 See Florian Gathmann, “DDR-Bürgerrechtler wehren sich gegen AfD-Vereinnahmung” Der Spiegel (August 7, 2019); Emily Schultheis, “AfD Lays Claim to East German Identity” Institute of Current World Affairs (October 22, 2019) https://www.icwa.org/afd-lays-claim-to-east-german-identity/.
 Anna Sauerbrey, “Meet Germany’s Bizarre Anti-Lockdown Protesters” The New York Times (August 31, 2020).
 See Jan-Werner Müller, “Behind the New German Right” New York Review of Books Daily (April 16, 2016) https://www.nybooks.com/daily/2016/04/14/behind-new-german-right-afd/.
 Specifically, celebrity vegan chef and ultra-rightist ideologue Attila Hildmann, whose family is of Turkish origin.
 “Report: Far-right Reichsbürger movement is growing, building army” Deutsche Welle (December 1, 2018) https://www.dw.com/en/report-far-right-reichsb%C3%BCrger-movement-is-growing-building-army/a-42123450.
 Southern Poverty Law Center, “Sovereign Citizens Movement” https://www.splcenter.org/fighting-hate/extremist-files/ideology/sovereign-citizens-movement.
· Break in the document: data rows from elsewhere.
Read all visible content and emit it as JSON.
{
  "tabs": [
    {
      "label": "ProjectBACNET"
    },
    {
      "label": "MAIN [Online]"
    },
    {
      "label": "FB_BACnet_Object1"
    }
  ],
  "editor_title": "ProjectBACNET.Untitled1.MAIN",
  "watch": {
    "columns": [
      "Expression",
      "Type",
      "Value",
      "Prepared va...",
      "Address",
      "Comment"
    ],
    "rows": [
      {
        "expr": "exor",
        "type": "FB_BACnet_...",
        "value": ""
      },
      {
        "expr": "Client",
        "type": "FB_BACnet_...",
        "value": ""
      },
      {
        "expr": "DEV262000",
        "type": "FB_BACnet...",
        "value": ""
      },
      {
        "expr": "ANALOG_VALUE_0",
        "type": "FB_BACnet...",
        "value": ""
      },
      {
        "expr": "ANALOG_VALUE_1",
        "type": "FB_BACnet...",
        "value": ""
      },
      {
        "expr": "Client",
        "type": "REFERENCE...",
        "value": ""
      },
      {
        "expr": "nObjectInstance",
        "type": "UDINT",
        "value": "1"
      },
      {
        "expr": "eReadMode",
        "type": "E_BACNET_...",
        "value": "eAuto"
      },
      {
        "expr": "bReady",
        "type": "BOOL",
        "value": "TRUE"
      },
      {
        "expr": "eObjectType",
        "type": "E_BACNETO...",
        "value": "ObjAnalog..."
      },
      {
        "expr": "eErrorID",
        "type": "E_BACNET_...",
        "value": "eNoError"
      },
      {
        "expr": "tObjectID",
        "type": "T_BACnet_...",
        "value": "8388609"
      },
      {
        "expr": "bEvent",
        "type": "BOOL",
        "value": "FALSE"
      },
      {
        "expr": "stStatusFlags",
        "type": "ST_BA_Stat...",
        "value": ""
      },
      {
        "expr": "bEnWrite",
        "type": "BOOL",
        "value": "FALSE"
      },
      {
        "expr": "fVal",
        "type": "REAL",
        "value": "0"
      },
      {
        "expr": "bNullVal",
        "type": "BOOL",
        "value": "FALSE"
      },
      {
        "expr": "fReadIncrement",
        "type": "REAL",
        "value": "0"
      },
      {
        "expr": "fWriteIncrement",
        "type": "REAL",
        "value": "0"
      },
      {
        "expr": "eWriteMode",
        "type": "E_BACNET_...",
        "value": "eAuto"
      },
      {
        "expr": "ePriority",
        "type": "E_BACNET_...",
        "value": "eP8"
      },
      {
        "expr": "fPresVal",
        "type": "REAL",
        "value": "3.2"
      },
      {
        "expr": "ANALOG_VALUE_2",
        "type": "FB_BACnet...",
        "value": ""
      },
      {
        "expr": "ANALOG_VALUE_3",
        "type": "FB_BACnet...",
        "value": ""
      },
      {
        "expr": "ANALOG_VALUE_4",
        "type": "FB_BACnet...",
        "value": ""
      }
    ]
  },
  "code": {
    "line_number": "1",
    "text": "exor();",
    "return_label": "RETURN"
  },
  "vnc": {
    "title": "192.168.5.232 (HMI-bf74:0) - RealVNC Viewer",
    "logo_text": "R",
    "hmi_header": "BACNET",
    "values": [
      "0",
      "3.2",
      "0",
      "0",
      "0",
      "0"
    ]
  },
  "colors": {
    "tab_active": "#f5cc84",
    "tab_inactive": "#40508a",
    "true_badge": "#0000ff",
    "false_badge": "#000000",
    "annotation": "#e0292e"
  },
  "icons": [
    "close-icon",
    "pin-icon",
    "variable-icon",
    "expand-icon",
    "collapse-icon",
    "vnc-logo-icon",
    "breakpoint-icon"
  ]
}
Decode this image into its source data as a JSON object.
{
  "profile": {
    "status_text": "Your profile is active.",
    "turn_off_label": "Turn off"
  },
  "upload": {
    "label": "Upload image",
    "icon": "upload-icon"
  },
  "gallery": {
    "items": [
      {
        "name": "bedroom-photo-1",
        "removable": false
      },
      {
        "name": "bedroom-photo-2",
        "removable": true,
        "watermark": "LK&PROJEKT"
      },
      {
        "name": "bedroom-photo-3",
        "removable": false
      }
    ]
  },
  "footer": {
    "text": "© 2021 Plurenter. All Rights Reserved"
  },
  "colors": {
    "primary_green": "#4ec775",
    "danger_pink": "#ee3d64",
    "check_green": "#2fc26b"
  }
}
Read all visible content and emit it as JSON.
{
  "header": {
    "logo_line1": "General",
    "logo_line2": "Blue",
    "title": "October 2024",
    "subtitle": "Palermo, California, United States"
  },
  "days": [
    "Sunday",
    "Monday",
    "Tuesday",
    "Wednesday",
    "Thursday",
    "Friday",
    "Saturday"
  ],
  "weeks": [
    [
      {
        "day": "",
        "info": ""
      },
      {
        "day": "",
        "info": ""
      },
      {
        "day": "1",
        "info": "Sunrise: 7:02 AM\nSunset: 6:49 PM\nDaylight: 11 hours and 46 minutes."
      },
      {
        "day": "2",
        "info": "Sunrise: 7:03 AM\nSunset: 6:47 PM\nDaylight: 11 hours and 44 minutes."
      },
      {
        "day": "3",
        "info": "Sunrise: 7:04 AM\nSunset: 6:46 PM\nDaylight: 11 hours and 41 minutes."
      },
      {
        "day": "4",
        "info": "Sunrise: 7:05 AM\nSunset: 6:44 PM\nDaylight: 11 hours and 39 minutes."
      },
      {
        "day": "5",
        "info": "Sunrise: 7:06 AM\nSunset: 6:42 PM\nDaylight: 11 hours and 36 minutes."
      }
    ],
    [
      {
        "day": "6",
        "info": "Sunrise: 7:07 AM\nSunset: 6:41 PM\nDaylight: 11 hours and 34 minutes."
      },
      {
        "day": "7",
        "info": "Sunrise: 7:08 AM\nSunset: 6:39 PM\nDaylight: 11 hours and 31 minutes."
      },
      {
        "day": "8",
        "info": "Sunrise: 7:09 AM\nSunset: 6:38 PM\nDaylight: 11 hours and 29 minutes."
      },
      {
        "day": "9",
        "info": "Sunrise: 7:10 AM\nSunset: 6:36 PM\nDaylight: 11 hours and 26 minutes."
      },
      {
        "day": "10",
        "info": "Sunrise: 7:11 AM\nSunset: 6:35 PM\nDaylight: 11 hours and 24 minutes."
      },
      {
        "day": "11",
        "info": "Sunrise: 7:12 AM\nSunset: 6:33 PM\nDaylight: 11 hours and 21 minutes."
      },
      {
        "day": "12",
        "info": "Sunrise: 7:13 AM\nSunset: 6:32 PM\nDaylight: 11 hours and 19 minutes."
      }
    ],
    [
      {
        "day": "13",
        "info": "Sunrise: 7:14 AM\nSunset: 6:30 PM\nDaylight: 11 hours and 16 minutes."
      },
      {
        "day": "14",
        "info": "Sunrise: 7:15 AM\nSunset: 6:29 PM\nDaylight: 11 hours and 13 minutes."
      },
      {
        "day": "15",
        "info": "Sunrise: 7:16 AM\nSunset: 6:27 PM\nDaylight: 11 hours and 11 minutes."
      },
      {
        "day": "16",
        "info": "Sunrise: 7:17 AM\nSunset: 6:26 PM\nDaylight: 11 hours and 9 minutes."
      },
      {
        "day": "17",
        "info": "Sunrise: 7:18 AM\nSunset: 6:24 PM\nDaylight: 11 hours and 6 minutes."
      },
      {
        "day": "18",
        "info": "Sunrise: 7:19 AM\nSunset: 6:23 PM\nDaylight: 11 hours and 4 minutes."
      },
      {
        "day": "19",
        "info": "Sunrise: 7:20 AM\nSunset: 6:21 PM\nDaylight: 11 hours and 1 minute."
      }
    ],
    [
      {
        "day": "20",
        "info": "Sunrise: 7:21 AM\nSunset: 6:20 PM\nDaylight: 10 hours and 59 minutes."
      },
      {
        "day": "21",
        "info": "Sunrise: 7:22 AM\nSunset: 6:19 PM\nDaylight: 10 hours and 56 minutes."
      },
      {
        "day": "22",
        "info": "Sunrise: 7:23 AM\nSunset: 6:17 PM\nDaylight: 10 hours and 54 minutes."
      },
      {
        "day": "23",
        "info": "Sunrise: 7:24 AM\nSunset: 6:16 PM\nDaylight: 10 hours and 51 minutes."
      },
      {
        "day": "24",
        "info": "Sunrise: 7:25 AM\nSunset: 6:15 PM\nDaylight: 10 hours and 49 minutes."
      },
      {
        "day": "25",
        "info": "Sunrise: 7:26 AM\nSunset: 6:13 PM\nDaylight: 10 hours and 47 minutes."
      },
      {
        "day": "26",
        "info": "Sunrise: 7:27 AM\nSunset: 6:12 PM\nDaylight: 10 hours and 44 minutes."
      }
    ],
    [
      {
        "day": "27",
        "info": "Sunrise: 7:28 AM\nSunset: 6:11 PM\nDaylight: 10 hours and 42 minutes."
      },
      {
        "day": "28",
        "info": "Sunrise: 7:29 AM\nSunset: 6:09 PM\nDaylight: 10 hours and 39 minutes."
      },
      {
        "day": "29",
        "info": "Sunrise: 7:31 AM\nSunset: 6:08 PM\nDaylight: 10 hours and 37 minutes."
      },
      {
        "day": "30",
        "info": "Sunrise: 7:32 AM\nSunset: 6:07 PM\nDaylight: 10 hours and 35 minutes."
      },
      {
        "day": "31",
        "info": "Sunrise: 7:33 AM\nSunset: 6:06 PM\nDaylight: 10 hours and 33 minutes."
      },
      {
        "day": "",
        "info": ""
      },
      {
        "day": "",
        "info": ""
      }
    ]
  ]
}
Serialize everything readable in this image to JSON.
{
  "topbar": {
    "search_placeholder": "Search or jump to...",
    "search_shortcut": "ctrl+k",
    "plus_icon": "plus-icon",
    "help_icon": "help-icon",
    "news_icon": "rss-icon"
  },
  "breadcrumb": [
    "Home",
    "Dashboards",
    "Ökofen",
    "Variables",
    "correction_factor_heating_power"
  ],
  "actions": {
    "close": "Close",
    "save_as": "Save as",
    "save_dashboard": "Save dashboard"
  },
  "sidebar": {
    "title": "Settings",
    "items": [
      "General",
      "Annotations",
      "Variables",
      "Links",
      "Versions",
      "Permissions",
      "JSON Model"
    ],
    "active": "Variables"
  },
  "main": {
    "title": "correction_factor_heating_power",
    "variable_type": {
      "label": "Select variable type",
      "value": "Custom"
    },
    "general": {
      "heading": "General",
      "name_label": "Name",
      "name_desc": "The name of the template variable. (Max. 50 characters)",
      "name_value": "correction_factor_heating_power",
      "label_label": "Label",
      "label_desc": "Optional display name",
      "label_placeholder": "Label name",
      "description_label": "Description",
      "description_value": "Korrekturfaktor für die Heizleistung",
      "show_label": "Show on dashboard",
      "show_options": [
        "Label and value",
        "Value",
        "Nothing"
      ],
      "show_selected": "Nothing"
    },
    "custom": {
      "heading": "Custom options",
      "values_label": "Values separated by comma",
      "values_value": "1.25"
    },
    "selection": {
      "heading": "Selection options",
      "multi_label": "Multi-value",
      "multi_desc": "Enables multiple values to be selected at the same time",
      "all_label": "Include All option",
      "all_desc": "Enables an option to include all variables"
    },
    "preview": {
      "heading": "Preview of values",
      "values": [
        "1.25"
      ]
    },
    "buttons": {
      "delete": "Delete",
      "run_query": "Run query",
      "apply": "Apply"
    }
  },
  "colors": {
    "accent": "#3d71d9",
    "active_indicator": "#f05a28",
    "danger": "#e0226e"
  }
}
 For more on this, see Volker Weiß, Die autoritäre Revolte: Die Neue Rechte und der Untergang des Abendlandes(Stuttgart: Klett-Cotta Verlag, 2017); Ali Winston, “A Portrait of the Fascist as a Young Man” New York Review of Books (October 22, 2020).
 For discussions about this in relation to the US-based white supremacist and neo-Nazi organizations, see Jonathan Stevenson, “Hatred on the March” New York Review of Books (November 21, 2019) and Arie Perliger, American Zealots: Inside Right-Wing Domestic Terrorism (New York: Columbia University Press, 2020).
 Daniel Koehler, “Right-Wing Extremism and Terrorism in Europe: Current Developments and Issues for the Future” PRISM, vol. 6, no. 2 (2016), pp. 84-105.
 Martin Gurri, The Revolt of The Public and the Crisis of Authority in the New Millennium (San Francisco: Stripe Press, 2018).